Problem details:
Your answer should be the lines of the material that include the word "Fluent".

□ □ □ □ □ □ □

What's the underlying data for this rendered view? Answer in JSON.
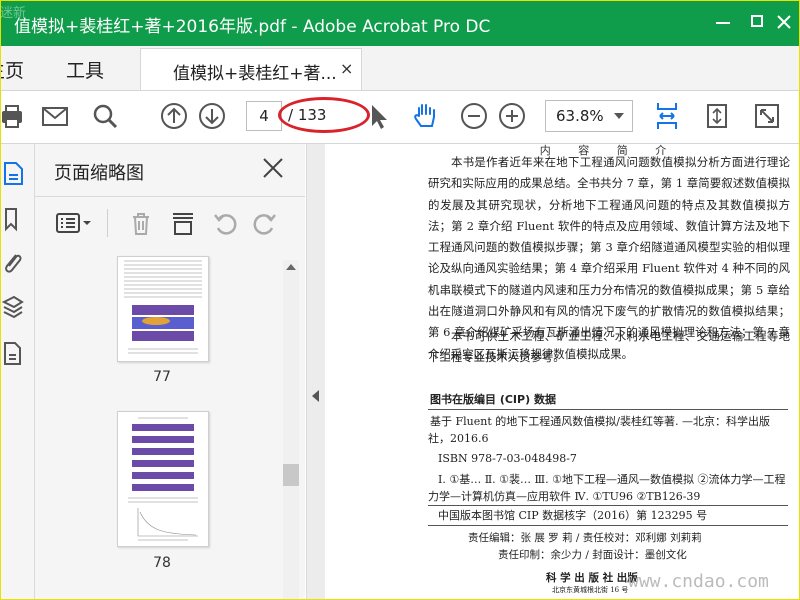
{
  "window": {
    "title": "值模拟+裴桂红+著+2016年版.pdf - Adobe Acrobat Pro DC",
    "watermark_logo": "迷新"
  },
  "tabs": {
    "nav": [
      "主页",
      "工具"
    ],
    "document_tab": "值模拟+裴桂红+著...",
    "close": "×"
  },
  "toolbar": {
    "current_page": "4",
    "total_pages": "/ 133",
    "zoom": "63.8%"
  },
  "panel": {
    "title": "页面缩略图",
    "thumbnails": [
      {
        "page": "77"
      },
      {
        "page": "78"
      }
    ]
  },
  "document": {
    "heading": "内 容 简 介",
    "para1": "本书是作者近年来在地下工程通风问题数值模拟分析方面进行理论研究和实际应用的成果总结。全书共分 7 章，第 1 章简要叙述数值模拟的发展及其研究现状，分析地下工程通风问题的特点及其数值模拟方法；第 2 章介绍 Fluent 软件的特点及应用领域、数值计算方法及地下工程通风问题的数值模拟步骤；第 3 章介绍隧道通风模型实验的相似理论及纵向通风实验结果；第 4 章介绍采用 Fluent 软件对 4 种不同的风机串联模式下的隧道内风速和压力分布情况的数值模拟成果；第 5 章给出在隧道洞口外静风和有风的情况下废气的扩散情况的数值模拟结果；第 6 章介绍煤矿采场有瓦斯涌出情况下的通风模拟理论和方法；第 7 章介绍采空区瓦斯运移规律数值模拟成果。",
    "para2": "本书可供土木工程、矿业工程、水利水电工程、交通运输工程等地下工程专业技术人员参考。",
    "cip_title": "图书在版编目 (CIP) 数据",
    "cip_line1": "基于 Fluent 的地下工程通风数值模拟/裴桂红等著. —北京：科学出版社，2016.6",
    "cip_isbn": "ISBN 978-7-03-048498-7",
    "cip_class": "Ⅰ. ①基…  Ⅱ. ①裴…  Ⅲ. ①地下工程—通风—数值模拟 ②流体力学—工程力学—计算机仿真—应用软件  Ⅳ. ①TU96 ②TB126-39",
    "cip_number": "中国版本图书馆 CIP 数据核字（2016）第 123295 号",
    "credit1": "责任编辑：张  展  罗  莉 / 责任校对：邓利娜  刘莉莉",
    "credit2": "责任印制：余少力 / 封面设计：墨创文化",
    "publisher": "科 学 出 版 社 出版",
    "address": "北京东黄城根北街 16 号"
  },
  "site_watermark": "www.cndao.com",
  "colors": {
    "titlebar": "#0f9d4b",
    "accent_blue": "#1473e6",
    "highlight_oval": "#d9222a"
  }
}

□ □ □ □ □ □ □

Reply to the exercise:
    "para1": "本书是作者近年来在地下工程通风问题数值模拟分析方面进行理论研究和实际应用的成果总结。全书共分 7 章，第 1 章简要叙述数值模拟的发展及其研究现状，分析地下工程通风问题的特点及其数值模拟方法；第 2 章介绍 Fluent 软件的特点及应用领域、数值计算方法及地下工程通风问题的数值模拟步骤；第 3 章介绍隧道通风模型实验的相似理论及纵向通风实验结果；第 4 章介绍采用 Fluent 软件对 4 种不同的风机串联模式下的隧道内风速和压力分布情况的数值模拟成果；第 5 章给出在隧道洞口外静风和有风的情况下废气的扩散情况的数值模拟结果；第 6 章介绍煤矿采场有瓦斯涌出情况下的通风模拟理论和方法；第 7 章介绍采空区瓦斯运移规律数值模拟成果。",
    "cip_line1": "基于 Fluent 的地下工程通风数值模拟/裴桂红等著. —北京：科学出版社，2016.6",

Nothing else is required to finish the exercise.